Home / Culture / Film and TV

Fighting for the top spot, Kung Fu Panda 4 hits Chinese theaters

By Xu Fan | China Daily | Updated: 2024-03-25 07:16
Share - WeChat
Actor Huang Bo, the voice behind the titular character in the Chinese version of Kung Fu Panda 4, strikes a martial arts-inspired pose at Universal Beijing Resort on March 14. [Photo provided to China Daily]

Stretching his arms and squatting slightly, actor Huang Bo demonstrates a classic martial arts gesture often depicted in movies as a ritualistic, pre-fight greeting. However, this time, it wasn't about gearing up for battle, but more about displaying his connection to an iconic animated kung fu master.

During a recent promotional event for Kung Fu Panda 4 on March 14, Huang struck the pose alongside Po, the titular hero of the franchise, at the Universal Beijing Resort.

Graduating from the Beijing Film Academy with a dubbing major, Huang has returned to familiar territory, lending his voice to the famous panda in the Chinese version of the movie, which opened across Chinese mainland theaters on Friday.

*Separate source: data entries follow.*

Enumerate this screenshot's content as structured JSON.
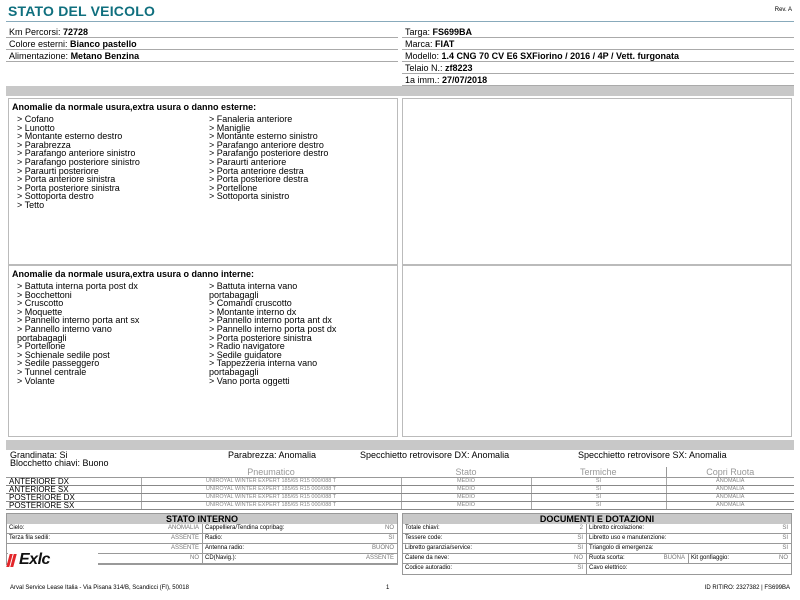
{
  "header": {
    "title": "STATO DEL VEICOLO",
    "rev": "Rev. A"
  },
  "info_left": [
    {
      "label": "Km Percorsi:",
      "value": "72728"
    },
    {
      "label": "Colore esterni:",
      "value": "Bianco pastello"
    },
    {
      "label": "Alimentazione:",
      "value": "Metano Benzina"
    }
  ],
  "info_right": [
    {
      "label": "Targa:",
      "value": "FS699BA"
    },
    {
      "label": "Marca:",
      "value": "FIAT"
    },
    {
      "label": "Modello:",
      "value": "1.4 CNG 70 CV E6 SXFiorino / 2016 / 4P / Vett. furgonata"
    },
    {
      "label": "Telaio N.:",
      "value": "zf8223"
    },
    {
      "label": "1a imm.:",
      "value": "27/07/2018"
    }
  ],
  "external": {
    "title": "Anomalie da normale usura,extra usura o danno esterne:",
    "col1": "> Cofano\n> Lunotto\n> Montante esterno destro\n> Parabrezza\n> Parafango anteriore sinistro\n> Parafango posteriore sinistro\n> Paraurti posteriore\n> Porta anteriore sinistra\n> Porta posteriore sinistra\n> Sottoporta destro\n> Tetto",
    "col2": "> Fanaleria anteriore\n> Maniglie\n> Montante esterno sinistro\n> Parafango anteriore destro\n> Parafango posteriore destro\n> Paraurti anteriore\n> Porta anteriore destra\n> Porta posteriore destra\n> Portellone\n> Sottoporta sinistro"
  },
  "internal": {
    "title": "Anomalie da normale usura,extra usura o danno interne:",
    "col1": "> Battuta interna porta post dx\n> Bocchettoni\n> Cruscotto\n> Moquette\n> Pannello interno porta ant sx\n> Pannello interno vano\nportabagagli\n> Portellone\n> Schienale sedile post\n> Sedile passeggero\n> Tunnel centrale\n> Volante",
    "col2": "> Battuta interna vano\nportabagagli\n> Comandi cruscotto\n> Montante interno dx\n> Pannello interno porta ant dx\n> Pannello interno porta post dx\n> Porta posteriore sinistra\n> Radio navigatore\n> Sedile guidatore\n> Tappezzeria interna vano\nportabagagli\n> Vano porta oggetti"
  },
  "summary": {
    "grandinata": "Grandinata: Si",
    "blocchetto": "Blocchetto chiavi: Buono",
    "parabrezza": "Parabrezza: Anomalia",
    "specchio_dx": "Specchietto retrovisore DX: Anomalia",
    "specchio_sx": "Specchietto retrovisore SX: Anomalia"
  },
  "tyres": {
    "headers": {
      "pneumatico": "Pneumatico",
      "stato": "Stato",
      "termiche": "Termiche",
      "copri": "Copri Ruota"
    },
    "rows": [
      {
        "pos": "ANTERIORE DX",
        "tyre": "UNIROYAL WINTER EXPERT 185/65 R15 000/088 T",
        "stato": "MEDIO",
        "termiche": "SI",
        "copri": "ANOMALIA"
      },
      {
        "pos": "ANTERIORE SX",
        "tyre": "UNIROYAL WINTER EXPERT 185/65 R15 000/088 T",
        "stato": "MEDIO",
        "termiche": "SI",
        "copri": "ANOMALIA"
      },
      {
        "pos": "POSTERIORE DX",
        "tyre": "UNIROYAL WINTER EXPERT 185/65 R15 000/088 T",
        "stato": "MEDIO",
        "termiche": "SI",
        "copri": "ANOMALIA"
      },
      {
        "pos": "POSTERIORE SX",
        "tyre": "UNIROYAL WINTER EXPERT 185/65 R15 000/088 T",
        "stato": "MEDIO",
        "termiche": "SI",
        "copri": "ANOMALIA"
      }
    ]
  },
  "stato_interno": {
    "title": "STATO INTERNO",
    "rows": [
      [
        {
          "k": "Cielo:",
          "v": "ANOMALIA"
        },
        {
          "k": "Cappelliera/Tendina copribag:",
          "v": "NO"
        }
      ],
      [
        {
          "k": "Terza fila sedili:",
          "v": "ASSENTE"
        },
        {
          "k": "Radio:",
          "v": "SI"
        }
      ],
      [
        {
          "k": "",
          "v": "ASSENTE"
        },
        {
          "k": "Antenna radio:",
          "v": "BUONO"
        }
      ],
      [
        {
          "k": "",
          "v": "NO"
        },
        {
          "k": "CD(Navig.):",
          "v": "ASSENTE"
        }
      ]
    ]
  },
  "documenti": {
    "title": "DOCUMENTI E DOTAZIONI",
    "rows": [
      [
        {
          "k": "Totale chiavi:",
          "v": "2"
        },
        {
          "k": "Libretto circolazione:",
          "v": "SI"
        }
      ],
      [
        {
          "k": "Tessere code:",
          "v": "SI"
        },
        {
          "k": "Libretto uso e manutenzione:",
          "v": "SI"
        }
      ],
      [
        {
          "k": "Libretto garanzia/service:",
          "v": "SI"
        },
        {
          "k": "Triangolo di emergenza:",
          "v": "SI"
        }
      ],
      [
        {
          "k": "Catene da neve:",
          "v": "NO"
        },
        {
          "k": "Ruota scorta:",
          "v": "BUONA"
        },
        {
          "k": "Kit gonfiaggio:",
          "v": "NO"
        }
      ],
      [
        {
          "k": "Codice autoradio:",
          "v": "SI"
        },
        {
          "k": "Cavo elettrico:",
          "v": ""
        }
      ]
    ]
  },
  "logo": {
    "text": "Exlc"
  },
  "footer": {
    "address": "Arval Service Lease Italia - Via Pisana 314/B, Scandicci (FI), 50018",
    "page": "1",
    "id": "ID RITIRO: 2327382 | FS699BA"
  }
}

Since the first Kung Fu Panda film was released in 2008, the franchise has earned around $2 billion in global box-office receipts, and 1.8 billion yuan ($250 million) in the Chinese mainland market.

The latest film kicks off with Po facing a new hurdle. Reluctant to let go of the glories and benefits that come with being the Dragon Warrior, Po has to choose a successor to carry on his legacy, as he will soon assume the role of the Spiritual Leader, a loftier position.

Meanwhile, a new threat looms over the Valley of Peace — Chameleon, a cunning lizard with the ability to transform into any creature, sets her sights on Po's Staff of Wisdom, a mystical item that holds the power to resurrect all the formidable adversaries Po has defeated and banished to the Spirit Realm.

A poster for the film. [Photo provided to China Daily]

In an unlikely team-up with Zhen, a sly Corsac fox who Po catches trying to steal something in the valley's most sacred palace, the duo sets off on an adventure to Juniper City, a fictional Chinese metropolis under the rule of the notorious villain Chameleon. However, their newfound friendship is put to the ultimate test when hidden truths come to light.

A "Juniper City" was re-created at Universal Beijing Resort during the promotional event, drawing a lot of local visitors who joyfully admired the fictional city, including a mahjong parlor and a colorful paper kite workshop.

Aside from Huang, Chinese actresses Yang Mi and Jiang Xin do the voice-overs for Zhen and Chameleon, respectively.

Huang recalls that he felt thrilled to watch the first Kung Fu Panda movie, as it encapsulates Chinese elements so well, from the giant panda and kung fu, to mouthwatering food, despite being produced by foreign animators.

"It has been 16 years, and Po has transformed from merely an exceptionally gifted martial artist into a spiritual mentor," he adds.

Huang also reveals that the translated version has fully localized the English dialogue by incorporating well-known and internet-popular Chinese puns and idioms.

Yang, who lent her voice to Mei Mei, a supporting character in the third installment eight years ago, says she admires her new character, Zhen, who she describes as possessing courage and a sense of justice, even though the character has a checkered past.

As of Friday, the movie had earned over 90 million yuan, making it the new box-office champion in the country on its opening day, according to Beacon, the live film information tracker.

Most Popular
Copyright 1995 - . All rights reserved. The content (including but not limited to text, photo, multimedia information, etc) published in this site belongs to China Daily Information Co (CDIC). Without written authorization from CDIC, such content shall not be republished or used in any form. Note: Browsers with 1024*768 or higher resolution are suggested for this site.
License for publishing multimedia online 0108263

Registration Number: 130349